Wednesday, September 25, 2019

Quick Thoughts from Cascadia PHP

Having just recently returned from Cascadia PHP, where I had the pleasure to be presenting on Docker and how to containerize your development environment, I wanted to take a moment and jot down some thoughts about the nature of the PHP Community and supporting your local conferences.

This was a smaller conference than I'd been to so far, but with that decreased size came an increased level of connectedness between all of the attendees, which really enhanced the sense of community. I had the pleasure of meeting many people from the local area and learning their stories, as well as many folks who flew in from around the country.  I was strongly reminded of what it was like to be just embarking on your development career - it's been a long time since I've worn those shoes - stick with it and keep pushing yourself. =)

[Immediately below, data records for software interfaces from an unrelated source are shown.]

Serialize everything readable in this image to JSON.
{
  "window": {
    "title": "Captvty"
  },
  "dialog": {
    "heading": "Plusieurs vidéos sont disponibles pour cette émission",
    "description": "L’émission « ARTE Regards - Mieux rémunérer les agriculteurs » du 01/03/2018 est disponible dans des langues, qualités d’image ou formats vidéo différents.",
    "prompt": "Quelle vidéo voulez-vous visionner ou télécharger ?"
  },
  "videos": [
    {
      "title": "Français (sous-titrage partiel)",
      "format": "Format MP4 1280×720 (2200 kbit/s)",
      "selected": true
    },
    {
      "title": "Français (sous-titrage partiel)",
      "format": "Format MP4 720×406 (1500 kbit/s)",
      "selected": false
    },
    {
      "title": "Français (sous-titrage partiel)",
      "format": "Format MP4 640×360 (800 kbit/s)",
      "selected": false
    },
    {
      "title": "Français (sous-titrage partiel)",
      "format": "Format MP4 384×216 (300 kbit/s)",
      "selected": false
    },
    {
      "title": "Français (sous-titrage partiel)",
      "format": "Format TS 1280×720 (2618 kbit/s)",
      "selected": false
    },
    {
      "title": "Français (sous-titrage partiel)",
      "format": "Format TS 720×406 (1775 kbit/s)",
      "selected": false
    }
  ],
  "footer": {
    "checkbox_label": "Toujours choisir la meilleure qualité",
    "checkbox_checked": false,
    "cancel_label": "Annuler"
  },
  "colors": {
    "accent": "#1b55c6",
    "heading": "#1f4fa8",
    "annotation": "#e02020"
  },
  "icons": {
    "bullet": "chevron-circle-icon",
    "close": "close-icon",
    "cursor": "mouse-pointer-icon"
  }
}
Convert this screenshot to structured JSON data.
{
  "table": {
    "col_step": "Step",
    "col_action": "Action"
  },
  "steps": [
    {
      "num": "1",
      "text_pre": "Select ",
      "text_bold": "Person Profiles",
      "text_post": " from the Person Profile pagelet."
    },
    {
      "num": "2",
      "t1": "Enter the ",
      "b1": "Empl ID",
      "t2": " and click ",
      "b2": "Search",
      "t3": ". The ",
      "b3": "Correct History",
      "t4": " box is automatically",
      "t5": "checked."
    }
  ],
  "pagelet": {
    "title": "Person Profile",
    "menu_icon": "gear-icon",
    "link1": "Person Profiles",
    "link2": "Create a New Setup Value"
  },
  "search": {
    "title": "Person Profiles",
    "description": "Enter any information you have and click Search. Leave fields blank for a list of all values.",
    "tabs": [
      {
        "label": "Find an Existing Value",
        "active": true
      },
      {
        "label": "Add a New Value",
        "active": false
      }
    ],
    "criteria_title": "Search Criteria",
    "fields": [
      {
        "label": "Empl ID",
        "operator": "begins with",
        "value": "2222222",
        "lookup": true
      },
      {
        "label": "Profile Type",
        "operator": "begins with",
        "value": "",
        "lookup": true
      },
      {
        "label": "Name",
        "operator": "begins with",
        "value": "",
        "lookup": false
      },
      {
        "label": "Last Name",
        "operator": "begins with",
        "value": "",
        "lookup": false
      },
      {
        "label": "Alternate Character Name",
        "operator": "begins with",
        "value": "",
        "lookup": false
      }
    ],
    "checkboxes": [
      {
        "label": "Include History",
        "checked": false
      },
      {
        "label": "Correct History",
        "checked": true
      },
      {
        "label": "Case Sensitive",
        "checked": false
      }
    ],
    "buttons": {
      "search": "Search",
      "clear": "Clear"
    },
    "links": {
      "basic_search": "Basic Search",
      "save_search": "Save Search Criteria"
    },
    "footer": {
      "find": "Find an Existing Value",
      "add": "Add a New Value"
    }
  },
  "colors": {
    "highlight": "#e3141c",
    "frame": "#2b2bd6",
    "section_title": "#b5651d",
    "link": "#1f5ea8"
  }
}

As with every conference that I attend, I walked away with a list of "research homework" to do, which is wonderful - if we're not learning, we're not growing.

A couple of those homework/research points:
  • Using middleware when converting legacy applications
  • The PHP-FIG group - getting involved
For anyone curious, the slides to my presentation can be found on SlideShare.

If you happened to be at the conference, please send in your feedback via Joind.in - your constructive feedback is always valuable and appreciated!

If you haven't been to a conference (or just haven't been to one in a while), you really are missing out on a wonderful and supportive community of people. Everyone has something to teach someone else and something they can learn from someone else.  (This is a reminder to myself for when I get so bogged down with work that I wonder if I really have time to go to this event or write that blog ... yes -- make the time.)

Thursday, May 30, 2019

Yii2 Queue with Redis on Docker Swarm is a game changer

I don't know why I haven't utilized this before, but the yiisoft/yii2-queue is a fantastic way to quickly and easily split some of your application processing out to asynchronous workers.

Getting it set up with a redis storage engine on a docker stack is super simple -- we just add a persistent redis service to the docker stack, configure the application to include the queue component, and move our slow process(es) into a queue job.

Since we're using a Docker Swarm stack we don't need to worry about setting up a cron or systemd service, we set up the queue listener as it's own service in the stack, which also gives us the ability to scale the queue workers dynamically as the need arises.

Tuesday, May 7, 2019

DockerCon Hallway Track - Logging to a NFS mounted Docker Volume

Recently at DockerCon I decided to check out the whole 'Hallway Track' concept and share a sticky situation we ran into at work. If you've never been, the Hallway Track is a coordinated effort to get conference attendees talking to one another and sharing knowledge. You post your topic or peruse the posted topics and they facilitate connecting people together to discuss face to face. I was amazed at the number of people who requested to talk to me about our experiences with the complications of writing application logs to a NFS mounted docker volume. The official title was "Lessons learned: Why writing to flat file logs in an NFS mounted docker volume is unwise".

Wednesday, February 13, 2019

Code Analysis with Exakat on Docker

One of the neatest things I learned about last week at SunshinePHP, was how Exakat can be used to perform static analysis of a codebase to help formalize your code review processes.  It's a great tool for determining how consistent you and your team are being with your code, and has indicators to show you how closely your code base aligns to each of the major PHP versions -- an excellent way to check backward compatibility and/or whether you're ready for a PHP upgrade or not. 

With Docker, it's extremely easy to get things running!

Monday, February 11, 2019

Notes from SunshinePHP 2019

This conference blows me away every year! There is always so much to learn and to share.  This year every attendee was able to receive their very own ElePHPant - so my herd continues to grow (ok, so I actually have a menagerie, since it includes a few Docker whales as well!)

Some of my biggest take aways from this year's conference:

  • MySQL 8 and x shell via docker
  • Security testing technique
  • Swoole! (Async. PHP!!!)

Once again, I'm renewing my determination to pick the blogging back up - it may not have as many Yii specific examples, since I tend not to run into quite as many road blocks there as I used to (9 years with a framework will do that) but I'm constantly running into IaaS challenges that others may value insight into.  If only there were more hours in a day ...